BRIEF: Each line of the listing below should be restated word for word.

DATA PROVIDED:
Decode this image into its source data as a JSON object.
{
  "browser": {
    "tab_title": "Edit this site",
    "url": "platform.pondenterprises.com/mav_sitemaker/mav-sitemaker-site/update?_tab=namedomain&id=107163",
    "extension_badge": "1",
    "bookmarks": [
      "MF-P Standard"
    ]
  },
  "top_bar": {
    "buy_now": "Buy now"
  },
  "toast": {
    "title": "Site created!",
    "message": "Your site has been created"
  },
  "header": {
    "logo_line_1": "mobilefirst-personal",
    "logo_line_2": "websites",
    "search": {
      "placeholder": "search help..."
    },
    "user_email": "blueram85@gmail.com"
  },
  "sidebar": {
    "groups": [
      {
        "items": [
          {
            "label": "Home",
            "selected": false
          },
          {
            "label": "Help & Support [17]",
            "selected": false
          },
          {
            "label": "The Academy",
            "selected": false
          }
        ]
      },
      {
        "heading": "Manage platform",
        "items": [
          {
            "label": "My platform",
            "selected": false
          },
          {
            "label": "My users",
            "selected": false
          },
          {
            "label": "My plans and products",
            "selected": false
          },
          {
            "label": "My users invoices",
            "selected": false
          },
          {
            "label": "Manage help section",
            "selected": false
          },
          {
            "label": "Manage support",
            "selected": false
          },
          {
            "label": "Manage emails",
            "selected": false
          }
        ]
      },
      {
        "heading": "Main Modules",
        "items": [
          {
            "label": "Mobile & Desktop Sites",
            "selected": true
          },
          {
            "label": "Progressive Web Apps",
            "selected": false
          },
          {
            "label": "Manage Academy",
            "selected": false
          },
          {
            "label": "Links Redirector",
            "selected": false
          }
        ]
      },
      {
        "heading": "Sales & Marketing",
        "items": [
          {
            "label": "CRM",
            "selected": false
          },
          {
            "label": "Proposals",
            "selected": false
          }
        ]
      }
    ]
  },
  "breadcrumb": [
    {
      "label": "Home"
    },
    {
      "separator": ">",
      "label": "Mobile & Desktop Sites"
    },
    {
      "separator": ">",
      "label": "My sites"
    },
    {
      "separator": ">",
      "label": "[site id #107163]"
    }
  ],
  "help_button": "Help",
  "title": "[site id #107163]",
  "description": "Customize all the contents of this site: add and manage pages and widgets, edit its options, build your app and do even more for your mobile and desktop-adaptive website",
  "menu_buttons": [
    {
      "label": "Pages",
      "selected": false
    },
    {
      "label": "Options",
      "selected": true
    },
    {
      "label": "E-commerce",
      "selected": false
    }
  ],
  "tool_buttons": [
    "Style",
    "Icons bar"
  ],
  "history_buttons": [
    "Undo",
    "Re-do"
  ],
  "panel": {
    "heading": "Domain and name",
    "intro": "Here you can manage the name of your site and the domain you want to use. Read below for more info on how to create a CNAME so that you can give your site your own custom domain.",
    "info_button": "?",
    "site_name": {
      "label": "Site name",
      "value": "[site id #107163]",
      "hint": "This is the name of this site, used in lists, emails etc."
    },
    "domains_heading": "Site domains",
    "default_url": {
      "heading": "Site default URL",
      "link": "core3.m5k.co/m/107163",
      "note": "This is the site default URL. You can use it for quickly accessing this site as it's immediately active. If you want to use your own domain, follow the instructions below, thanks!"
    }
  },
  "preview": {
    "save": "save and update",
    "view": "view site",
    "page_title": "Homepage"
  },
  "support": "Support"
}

REPLY TO THE EXERCISE:
Decode this image into its source data as a JSON object.
{
  "browser": {
    "tab_title": "Edit this site",
    "url": "platform.pondenterprises.com/mav_sitemaker/mav-sitemaker-site/update?_tab=namedomain&id=107163",
    "extension_badge": "1",
    "bookmarks": [
      "MF-P Standard"
    ]
  },
  "top_bar": {
    "buy_now": "Buy now"
  },
  "toast": {
    "title": "Site created!",
    "message": "Your site has been created"
  },
  "header": {
    "logo_line_1": "mobilefirst-personal",
    "logo_line_2": "websites",
    "search": {
      "placeholder": "search help..."
    },
    "user_email": "blueram85@gmail.com"
  },
  "sidebar": {
    "groups": [
      {
        "items": [
          {
            "label": "Home",
            "selected": false
          },
          {
            "label": "Help & Support [17]",
            "selected": false
          },
          {
            "label": "The Academy",
            "selected": false
          }
        ]
      },
      {
        "heading": "Manage platform",
        "items": [
          {
            "label": "My platform",
            "selected": false
          },
          {
            "label": "My users",
            "selected": false
          },
          {
            "label": "My plans and products",
            "selected": false
          },
          {
            "label": "My users invoices",
            "selected": false
          },
          {
            "label": "Manage help section",
            "selected": false
          },
          {
            "label": "Manage support",
            "selected": false
          },
          {
            "label": "Manage emails",
            "selected": false
          }
        ]
      },
      {
        "heading": "Main Modules",
        "items": [
          {
            "label": "Mobile & Desktop Sites",
            "selected": true
          },
          {
            "label": "Progressive Web Apps",
            "selected": false
          },
          {
            "label": "Manage Academy",
            "selected": false
          },
          {
            "label": "Links Redirector",
            "selected": false
          }
        ]
      },
      {
        "heading": "Sales & Marketing",
        "items": [
          {
            "label": "CRM",
            "selected": false
          },
          {
            "label": "Proposals",
            "selected": false
          }
        ]
      }
    ]
  },
  "breadcrumb": [
    {
      "label": "Home"
    },
    {
      "separator": ">",
      "label": "Mobile & Desktop Sites"
    },
    {
      "separator": ">",
      "label": "My sites"
    },
    {
      "separator": ">",
      "label": "[site id #107163]"
    }
  ],
  "help_button": "Help",
  "title": "[site id #107163]",
  "description": "Customize all the contents of this site: add and manage pages and widgets, edit its options, build your app and do even more for your mobile and desktop-adaptive website",
  "menu_buttons": [
    {
      "label": "Pages",
      "selected": false
    },
    {
      "label": "Options",
      "selected": true
    },
    {
      "label": "E-commerce",
      "selected": false
    }
  ],
  "tool_buttons": [
    "Style",
    "Icons bar"
  ],
  "history_buttons": [
    "Undo",
    "Re-do"
  ],
  "panel": {
    "heading": "Domain and name",
    "intro": "Here you can manage the name of your site and the domain you want to use. Read below for more info on how to create a CNAME so that you can give your site your own custom domain.",
    "info_button": "?",
    "site_name": {
      "label": "Site name",
      "value": "[site id #107163]",
      "hint": "This is the name of this site, used in lists, emails etc."
    },
    "domains_heading": "Site domains",
    "default_url": {
      "heading": "Site default URL",
      "link": "core3.m5k.co/m/107163",
      "note": "This is the site default URL. You can use it for quickly accessing this site as it's immediately active. If you want to use your own domain, follow the instructions below, thanks!"
    }
  },
  "preview": {
    "save": "save and update",
    "view": "view site",
    "page_title": "Homepage"
  },
  "support": "Support"
}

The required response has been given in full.